The recommendable thing to do is to stroll through HBC, discovering your taste buds as you adventurously meander between every little cobbled street. There is a maze of side streets and you can come across many shops, hipster cafes and even cat cafe's. Arts and crafts designed by local artists can be found in the nook and crannies, and you are bound to find something unique that catches your eye.
3. Hanok Bukchon Village
The Hanok Bukchon Village is possibly my favorite place in Seoul. I usually take all my foreign visitors there to enjoy the older relics that the city has to offer.
It is also the best place to experience a traditional tea house. The tea houses are inside of Hanoks, which are old Korean houses, and the Korean hostesses' make you feel welcomed. Here you can sample Korean and Chinese teas in a cultural setting and there are also delicious Korean treats such as rice cakes, pumpkin cookies and roasted sunflower seeds.
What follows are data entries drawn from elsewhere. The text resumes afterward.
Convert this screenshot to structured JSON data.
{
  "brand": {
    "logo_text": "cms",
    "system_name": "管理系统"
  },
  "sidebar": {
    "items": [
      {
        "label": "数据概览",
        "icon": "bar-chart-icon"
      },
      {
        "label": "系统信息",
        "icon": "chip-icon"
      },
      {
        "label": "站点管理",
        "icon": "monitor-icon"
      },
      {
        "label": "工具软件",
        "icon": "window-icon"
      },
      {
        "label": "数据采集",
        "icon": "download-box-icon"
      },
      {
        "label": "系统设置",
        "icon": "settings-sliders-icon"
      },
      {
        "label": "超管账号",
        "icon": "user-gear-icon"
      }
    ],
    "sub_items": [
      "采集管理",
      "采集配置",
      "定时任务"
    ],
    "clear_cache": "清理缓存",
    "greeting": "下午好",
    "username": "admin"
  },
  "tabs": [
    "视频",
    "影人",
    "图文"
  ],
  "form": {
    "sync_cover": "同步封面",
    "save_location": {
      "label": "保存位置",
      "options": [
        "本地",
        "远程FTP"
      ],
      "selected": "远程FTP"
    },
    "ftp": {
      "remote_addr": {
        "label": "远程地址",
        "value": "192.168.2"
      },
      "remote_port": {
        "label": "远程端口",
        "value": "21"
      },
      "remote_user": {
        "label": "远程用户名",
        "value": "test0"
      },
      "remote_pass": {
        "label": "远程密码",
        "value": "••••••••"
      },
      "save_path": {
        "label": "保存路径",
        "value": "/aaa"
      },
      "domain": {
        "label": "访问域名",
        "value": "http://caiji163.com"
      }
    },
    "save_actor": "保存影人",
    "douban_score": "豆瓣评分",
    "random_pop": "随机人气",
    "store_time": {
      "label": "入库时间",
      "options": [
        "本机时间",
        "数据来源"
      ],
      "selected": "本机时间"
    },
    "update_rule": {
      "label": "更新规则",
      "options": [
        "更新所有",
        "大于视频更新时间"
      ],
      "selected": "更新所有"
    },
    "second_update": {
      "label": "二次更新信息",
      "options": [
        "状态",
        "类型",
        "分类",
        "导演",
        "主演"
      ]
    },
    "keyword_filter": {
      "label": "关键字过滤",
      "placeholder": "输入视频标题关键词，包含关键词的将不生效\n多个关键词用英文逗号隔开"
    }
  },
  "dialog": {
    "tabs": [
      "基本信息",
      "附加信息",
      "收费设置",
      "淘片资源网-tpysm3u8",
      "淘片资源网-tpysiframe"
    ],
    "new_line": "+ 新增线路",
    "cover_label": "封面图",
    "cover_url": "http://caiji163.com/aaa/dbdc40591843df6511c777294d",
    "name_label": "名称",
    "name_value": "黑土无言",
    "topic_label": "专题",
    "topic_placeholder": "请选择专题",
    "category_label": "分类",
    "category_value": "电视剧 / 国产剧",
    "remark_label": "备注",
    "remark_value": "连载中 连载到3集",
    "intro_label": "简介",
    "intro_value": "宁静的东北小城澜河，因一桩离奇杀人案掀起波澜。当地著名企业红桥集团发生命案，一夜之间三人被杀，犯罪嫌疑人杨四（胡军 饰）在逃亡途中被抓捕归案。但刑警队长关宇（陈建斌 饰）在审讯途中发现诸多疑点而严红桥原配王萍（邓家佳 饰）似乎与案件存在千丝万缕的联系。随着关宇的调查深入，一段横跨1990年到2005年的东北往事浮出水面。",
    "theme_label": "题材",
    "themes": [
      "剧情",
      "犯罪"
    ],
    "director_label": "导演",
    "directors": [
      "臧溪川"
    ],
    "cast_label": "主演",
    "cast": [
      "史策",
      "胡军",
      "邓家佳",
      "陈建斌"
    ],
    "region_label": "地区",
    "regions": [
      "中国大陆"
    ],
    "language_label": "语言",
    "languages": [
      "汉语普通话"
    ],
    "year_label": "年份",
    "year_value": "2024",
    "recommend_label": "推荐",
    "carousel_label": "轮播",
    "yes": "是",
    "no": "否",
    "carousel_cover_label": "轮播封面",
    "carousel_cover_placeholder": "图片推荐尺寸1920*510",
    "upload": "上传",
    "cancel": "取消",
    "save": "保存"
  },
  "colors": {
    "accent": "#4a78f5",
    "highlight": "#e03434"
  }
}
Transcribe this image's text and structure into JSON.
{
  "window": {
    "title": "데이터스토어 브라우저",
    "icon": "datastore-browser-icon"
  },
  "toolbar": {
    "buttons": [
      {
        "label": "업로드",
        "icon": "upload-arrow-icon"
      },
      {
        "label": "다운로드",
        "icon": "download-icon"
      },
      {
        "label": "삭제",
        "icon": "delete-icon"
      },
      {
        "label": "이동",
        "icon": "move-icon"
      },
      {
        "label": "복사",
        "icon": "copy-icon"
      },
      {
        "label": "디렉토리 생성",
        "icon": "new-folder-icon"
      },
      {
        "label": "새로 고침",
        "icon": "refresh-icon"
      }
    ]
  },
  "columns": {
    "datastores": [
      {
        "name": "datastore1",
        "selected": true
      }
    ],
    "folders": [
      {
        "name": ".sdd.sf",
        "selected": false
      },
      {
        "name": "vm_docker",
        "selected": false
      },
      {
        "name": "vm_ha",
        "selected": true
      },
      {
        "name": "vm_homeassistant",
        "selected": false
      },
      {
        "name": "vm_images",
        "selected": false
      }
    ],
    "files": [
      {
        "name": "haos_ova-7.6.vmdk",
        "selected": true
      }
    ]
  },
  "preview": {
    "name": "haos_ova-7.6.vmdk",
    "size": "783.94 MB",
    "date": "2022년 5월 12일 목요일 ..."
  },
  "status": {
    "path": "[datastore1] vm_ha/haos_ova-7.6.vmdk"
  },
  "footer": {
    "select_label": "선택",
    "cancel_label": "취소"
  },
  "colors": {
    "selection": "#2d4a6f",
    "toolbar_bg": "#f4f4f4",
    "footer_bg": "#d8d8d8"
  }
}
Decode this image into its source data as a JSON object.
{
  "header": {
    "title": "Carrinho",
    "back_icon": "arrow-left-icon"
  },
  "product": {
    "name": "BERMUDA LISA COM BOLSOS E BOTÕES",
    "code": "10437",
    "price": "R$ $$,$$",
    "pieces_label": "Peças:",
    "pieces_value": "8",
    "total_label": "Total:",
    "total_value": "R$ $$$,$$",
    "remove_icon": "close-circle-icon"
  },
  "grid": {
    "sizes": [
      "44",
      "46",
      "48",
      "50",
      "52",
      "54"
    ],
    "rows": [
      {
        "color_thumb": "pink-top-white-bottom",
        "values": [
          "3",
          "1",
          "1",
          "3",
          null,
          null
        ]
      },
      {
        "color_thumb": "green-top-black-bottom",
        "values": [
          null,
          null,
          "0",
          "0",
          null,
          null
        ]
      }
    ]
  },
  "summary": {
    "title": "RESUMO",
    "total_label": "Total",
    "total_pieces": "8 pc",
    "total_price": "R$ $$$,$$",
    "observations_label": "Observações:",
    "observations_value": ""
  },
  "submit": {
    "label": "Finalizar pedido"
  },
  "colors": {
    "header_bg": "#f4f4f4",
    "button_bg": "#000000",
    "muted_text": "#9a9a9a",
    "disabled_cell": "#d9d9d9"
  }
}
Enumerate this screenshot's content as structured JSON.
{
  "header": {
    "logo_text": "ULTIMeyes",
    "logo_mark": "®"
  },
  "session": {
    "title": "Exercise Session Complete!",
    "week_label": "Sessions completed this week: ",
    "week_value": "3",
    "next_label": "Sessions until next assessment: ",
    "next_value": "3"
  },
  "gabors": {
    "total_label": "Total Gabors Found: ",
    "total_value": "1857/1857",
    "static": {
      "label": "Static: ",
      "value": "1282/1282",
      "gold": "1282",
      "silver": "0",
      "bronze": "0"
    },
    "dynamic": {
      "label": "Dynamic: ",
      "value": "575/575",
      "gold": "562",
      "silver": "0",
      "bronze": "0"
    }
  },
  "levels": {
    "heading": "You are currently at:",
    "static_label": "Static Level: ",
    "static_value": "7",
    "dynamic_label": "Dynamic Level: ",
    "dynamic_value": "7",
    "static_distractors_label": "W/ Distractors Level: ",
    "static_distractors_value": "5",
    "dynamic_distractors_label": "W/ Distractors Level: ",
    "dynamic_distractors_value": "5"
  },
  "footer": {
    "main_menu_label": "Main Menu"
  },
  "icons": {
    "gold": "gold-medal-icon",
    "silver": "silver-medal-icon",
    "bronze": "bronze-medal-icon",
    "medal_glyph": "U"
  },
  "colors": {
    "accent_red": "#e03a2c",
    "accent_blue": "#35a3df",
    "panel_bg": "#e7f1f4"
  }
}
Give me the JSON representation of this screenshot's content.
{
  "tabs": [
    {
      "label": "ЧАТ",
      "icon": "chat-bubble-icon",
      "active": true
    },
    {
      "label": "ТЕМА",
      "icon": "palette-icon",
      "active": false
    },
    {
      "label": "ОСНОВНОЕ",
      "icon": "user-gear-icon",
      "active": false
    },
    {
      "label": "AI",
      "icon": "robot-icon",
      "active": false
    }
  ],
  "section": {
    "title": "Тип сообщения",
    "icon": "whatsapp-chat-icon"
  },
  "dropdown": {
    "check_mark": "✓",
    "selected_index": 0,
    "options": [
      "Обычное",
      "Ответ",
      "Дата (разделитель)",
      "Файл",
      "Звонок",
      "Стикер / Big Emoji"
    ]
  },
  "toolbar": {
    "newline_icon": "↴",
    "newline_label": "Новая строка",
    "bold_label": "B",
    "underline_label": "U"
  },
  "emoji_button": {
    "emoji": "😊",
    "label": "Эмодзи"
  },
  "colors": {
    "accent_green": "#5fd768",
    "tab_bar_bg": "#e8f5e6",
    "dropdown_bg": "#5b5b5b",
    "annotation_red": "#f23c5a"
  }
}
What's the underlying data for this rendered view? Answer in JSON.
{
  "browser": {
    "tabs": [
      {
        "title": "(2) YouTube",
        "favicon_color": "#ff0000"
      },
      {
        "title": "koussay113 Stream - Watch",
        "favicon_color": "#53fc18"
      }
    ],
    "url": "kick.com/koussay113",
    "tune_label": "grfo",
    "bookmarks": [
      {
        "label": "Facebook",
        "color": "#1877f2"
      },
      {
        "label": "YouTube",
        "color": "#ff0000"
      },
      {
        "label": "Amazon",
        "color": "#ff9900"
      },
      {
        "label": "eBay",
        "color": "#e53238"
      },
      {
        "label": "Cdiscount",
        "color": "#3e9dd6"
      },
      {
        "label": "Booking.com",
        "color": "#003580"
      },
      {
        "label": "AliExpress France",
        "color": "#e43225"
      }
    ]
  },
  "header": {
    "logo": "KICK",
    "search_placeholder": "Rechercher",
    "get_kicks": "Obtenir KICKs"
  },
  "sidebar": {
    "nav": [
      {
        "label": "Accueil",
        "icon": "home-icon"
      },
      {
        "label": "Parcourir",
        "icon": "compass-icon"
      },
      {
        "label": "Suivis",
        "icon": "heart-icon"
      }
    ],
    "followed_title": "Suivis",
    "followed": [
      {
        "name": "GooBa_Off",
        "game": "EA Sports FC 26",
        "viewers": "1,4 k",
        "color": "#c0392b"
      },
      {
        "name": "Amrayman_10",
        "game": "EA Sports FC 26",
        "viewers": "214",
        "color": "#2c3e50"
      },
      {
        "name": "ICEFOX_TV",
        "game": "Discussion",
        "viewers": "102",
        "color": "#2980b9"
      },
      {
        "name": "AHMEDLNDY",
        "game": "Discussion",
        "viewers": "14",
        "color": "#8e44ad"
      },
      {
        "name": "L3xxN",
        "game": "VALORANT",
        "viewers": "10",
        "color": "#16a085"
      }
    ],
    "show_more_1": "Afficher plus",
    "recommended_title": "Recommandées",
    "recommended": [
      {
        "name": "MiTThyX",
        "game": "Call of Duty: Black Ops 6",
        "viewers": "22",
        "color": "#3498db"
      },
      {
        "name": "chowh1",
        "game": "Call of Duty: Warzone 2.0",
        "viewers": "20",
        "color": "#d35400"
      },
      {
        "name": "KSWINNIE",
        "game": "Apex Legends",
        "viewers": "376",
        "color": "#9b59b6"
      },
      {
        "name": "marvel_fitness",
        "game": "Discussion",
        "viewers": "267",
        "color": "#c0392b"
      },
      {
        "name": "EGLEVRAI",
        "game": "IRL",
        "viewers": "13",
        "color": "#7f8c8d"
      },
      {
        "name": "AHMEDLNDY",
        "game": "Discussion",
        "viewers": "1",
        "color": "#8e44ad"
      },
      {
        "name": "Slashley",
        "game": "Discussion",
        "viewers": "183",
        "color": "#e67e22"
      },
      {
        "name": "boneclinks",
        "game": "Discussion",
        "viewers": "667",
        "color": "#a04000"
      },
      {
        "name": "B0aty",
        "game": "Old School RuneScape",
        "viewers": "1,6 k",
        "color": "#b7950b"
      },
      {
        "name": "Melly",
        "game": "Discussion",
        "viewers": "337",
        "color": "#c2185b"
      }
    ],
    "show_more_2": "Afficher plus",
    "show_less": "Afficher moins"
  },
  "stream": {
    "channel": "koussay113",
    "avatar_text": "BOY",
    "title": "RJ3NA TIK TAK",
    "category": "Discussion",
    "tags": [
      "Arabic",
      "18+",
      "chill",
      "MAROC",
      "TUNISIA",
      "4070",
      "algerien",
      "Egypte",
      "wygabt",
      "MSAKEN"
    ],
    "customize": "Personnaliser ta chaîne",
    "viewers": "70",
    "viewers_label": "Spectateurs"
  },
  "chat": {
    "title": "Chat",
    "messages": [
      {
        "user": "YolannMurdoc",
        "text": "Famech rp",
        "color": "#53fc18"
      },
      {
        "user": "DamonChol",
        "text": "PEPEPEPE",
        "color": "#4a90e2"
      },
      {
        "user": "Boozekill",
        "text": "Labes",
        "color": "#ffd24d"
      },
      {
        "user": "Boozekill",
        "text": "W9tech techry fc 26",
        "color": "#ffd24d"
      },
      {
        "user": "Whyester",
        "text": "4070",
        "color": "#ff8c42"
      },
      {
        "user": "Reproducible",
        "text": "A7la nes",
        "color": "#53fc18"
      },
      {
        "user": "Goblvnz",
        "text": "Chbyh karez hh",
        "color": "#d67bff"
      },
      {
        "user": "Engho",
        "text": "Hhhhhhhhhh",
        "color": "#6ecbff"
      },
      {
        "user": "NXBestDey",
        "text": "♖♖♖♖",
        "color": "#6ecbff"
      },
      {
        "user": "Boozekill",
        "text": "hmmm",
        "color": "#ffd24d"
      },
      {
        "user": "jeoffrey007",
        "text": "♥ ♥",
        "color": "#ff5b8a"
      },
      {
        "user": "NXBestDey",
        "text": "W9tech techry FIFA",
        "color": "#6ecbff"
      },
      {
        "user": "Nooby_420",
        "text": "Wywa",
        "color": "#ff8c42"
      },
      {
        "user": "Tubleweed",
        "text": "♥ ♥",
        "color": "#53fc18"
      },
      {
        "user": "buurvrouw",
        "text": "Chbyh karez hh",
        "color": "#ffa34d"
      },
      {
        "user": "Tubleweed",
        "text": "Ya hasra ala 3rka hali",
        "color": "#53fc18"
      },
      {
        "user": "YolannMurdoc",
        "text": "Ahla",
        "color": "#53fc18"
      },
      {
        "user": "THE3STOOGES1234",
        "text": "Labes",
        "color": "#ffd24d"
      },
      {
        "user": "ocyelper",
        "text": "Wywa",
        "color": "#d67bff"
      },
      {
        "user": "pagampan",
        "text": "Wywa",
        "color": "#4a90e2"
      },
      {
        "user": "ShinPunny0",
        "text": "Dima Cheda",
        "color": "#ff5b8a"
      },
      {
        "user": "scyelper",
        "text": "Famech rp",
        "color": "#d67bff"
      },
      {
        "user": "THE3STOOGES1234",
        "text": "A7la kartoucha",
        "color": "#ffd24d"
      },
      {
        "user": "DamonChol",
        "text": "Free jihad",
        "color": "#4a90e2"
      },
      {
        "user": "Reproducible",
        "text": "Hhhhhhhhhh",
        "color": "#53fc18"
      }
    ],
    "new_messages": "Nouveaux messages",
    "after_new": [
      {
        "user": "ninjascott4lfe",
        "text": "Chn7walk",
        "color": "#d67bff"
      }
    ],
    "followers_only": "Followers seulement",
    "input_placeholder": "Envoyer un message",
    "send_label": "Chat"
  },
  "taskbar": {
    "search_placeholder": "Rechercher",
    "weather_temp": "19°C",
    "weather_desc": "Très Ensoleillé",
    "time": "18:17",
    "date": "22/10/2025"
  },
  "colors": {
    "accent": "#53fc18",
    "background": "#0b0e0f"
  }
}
You can also wear a Hanbok, a traditional Korean dress, and discover the streets of Samcheondong with a feeling of nostalgia. lt is a great way to experience the past lifestyles and ways of Korean people.
Samcheondong is a part of Seoul that has retained its ancient roots with views of the old city walls and the traditional setting of a Hanok Village. Once you enter the Hanok Village there is a cobbled road aligned with the old city walls that plays host to candy-floss vendors and musicians. Finally, you can walk your way through these streets sampling everything from ttoboki (hot rice cakes) to mandu (dumplings).
Forget Myeongdong, Garosugil in Apgujeong, is the place to shop in Seoul. It is not only the hippest shopping district, but it is also crowded with k-pop stars and top local fashion designers and artists. The district is also nearby Gangnam and the famous Hyundai Department Store.
Garosugil is a street in Apgujeong and all the shops run along the street. You can start at the Sinsa station entrance and walk down to the end of the street. This street is particularly pretty in the Spring and Fall.
Apgujeong is a popular district for eating-out and there are plenty of trendy cafe's and alternative restaurants. Koreans particularly love Apgujeong for a fancier dinner and a Western-style brunch. The area is also saturated with some of Korea's most expensive cosmetic surgery clinics.
5. Ihwa Mural Village
Ihwa Mural Village is the perfect spot in Seoul to go on a date. It is situated in the Hyehwa district nearby Dongdaemun and is a popular university hangout.
Ihwa Mural Village has art in unexpected places and while discovering the area you can enjoy artwork everywhere. There are paintings on staircase, house walls, and inside cafes and art shops. You can also find plenty of shops with unique art, and craft designs.
Finally, You can venture up Mt. Naksan and experience beautiful murals on the mountainside, while trailing along the old city walls. The village has embraced the idea of caring for its residents and their heritage, while also embracing art.
Guldarigil is the best street to find the most unique murals and to enjoy Ihwa Mural Village and Naksan Park.
Whether you are placed with a teaching position in Seoul, or plan on visiting the city for a weekend trip, I hope these tips have been helpful as you make your plans.
It is no surprise that Tijana Huysamen, a South African born Capetownian, avid traveler and travel journalist, fell in love with South Korea and its people. After Tijana arrived in South Korea in 2010, she had the opportunity to live in the heart of the Korean countryside. During her time spent in Chungnam province she learned to speak Korean, prepare Korean food and experience the humble nature of the countryside people. After a year break in New York, Tijana jumped at the opportunity to return to Korea again, and is currently working at the CDI Jamsil Branch, in Jamsil, Seoul. Read Tijana’s Aclipse blog to gain a unique perspective on Korea and her shared experiences and adventures both in a major city and in the countryside. Follow Tijana on Twitter @TeeAnni or email firstname.lastname@example.org to request more information on teaching in Korea!